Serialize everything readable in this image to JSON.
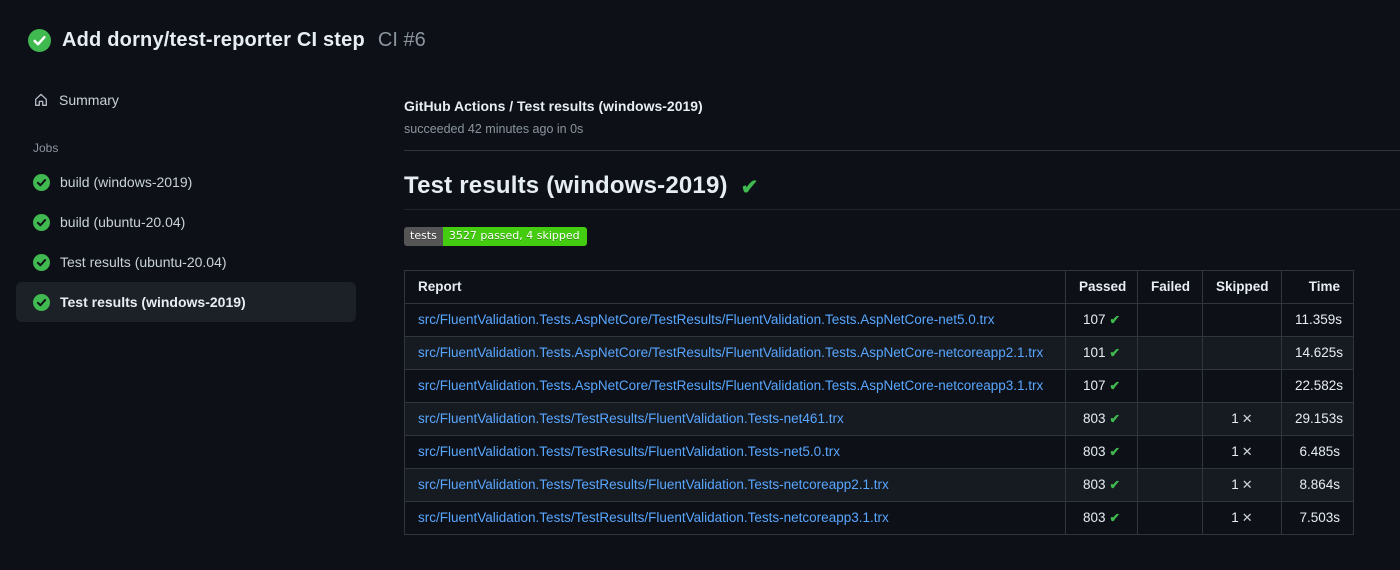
{
  "header": {
    "title": "Add dorny/test-reporter CI step",
    "run_number": "CI #6",
    "status": "success"
  },
  "sidebar": {
    "summary_label": "Summary",
    "jobs_label": "Jobs",
    "jobs": [
      {
        "label": "build (windows-2019)",
        "status": "success",
        "selected": false
      },
      {
        "label": "build (ubuntu-20.04)",
        "status": "success",
        "selected": false
      },
      {
        "label": "Test results (ubuntu-20.04)",
        "status": "success",
        "selected": false
      },
      {
        "label": "Test results (windows-2019)",
        "status": "success",
        "selected": true
      }
    ]
  },
  "main": {
    "workflow_breadcrumb": "GitHub Actions / Test results (windows-2019)",
    "run_meta": "succeeded 42 minutes ago in 0s",
    "section_title": "Test results (windows-2019)",
    "badge": {
      "label": "tests",
      "value": "3527 passed, 4 skipped"
    },
    "table": {
      "columns": [
        "Report",
        "Passed",
        "Failed",
        "Skipped",
        "Time"
      ],
      "rows": [
        {
          "report": "src/FluentValidation.Tests.AspNetCore/TestResults/FluentValidation.Tests.AspNetCore-net5.0.trx",
          "passed": "107",
          "failed": "",
          "skipped": "",
          "time": "11.359s"
        },
        {
          "report": "src/FluentValidation.Tests.AspNetCore/TestResults/FluentValidation.Tests.AspNetCore-netcoreapp2.1.trx",
          "passed": "101",
          "failed": "",
          "skipped": "",
          "time": "14.625s"
        },
        {
          "report": "src/FluentValidation.Tests.AspNetCore/TestResults/FluentValidation.Tests.AspNetCore-netcoreapp3.1.trx",
          "passed": "107",
          "failed": "",
          "skipped": "",
          "time": "22.582s"
        },
        {
          "report": "src/FluentValidation.Tests/TestResults/FluentValidation.Tests-net461.trx",
          "passed": "803",
          "failed": "",
          "skipped": "1",
          "time": "29.153s"
        },
        {
          "report": "src/FluentValidation.Tests/TestResults/FluentValidation.Tests-net5.0.trx",
          "passed": "803",
          "failed": "",
          "skipped": "1",
          "time": "6.485s"
        },
        {
          "report": "src/FluentValidation.Tests/TestResults/FluentValidation.Tests-netcoreapp2.1.trx",
          "passed": "803",
          "failed": "",
          "skipped": "1",
          "time": "8.864s"
        },
        {
          "report": "src/FluentValidation.Tests/TestResults/FluentValidation.Tests-netcoreapp3.1.trx",
          "passed": "803",
          "failed": "",
          "skipped": "1",
          "time": "7.503s"
        }
      ]
    }
  },
  "colors": {
    "background": "#0d1117",
    "success_green": "#3fb950",
    "link_blue": "#58a6ff",
    "muted_text": "#8b949e",
    "border": "#30363d",
    "row_stripe": "#161b22",
    "selected_item_bg": "#1c2128",
    "badge_label_bg": "#555555",
    "badge_value_bg": "#44cc11"
  }
}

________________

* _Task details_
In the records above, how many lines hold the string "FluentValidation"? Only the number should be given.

* _Exercise solution_
7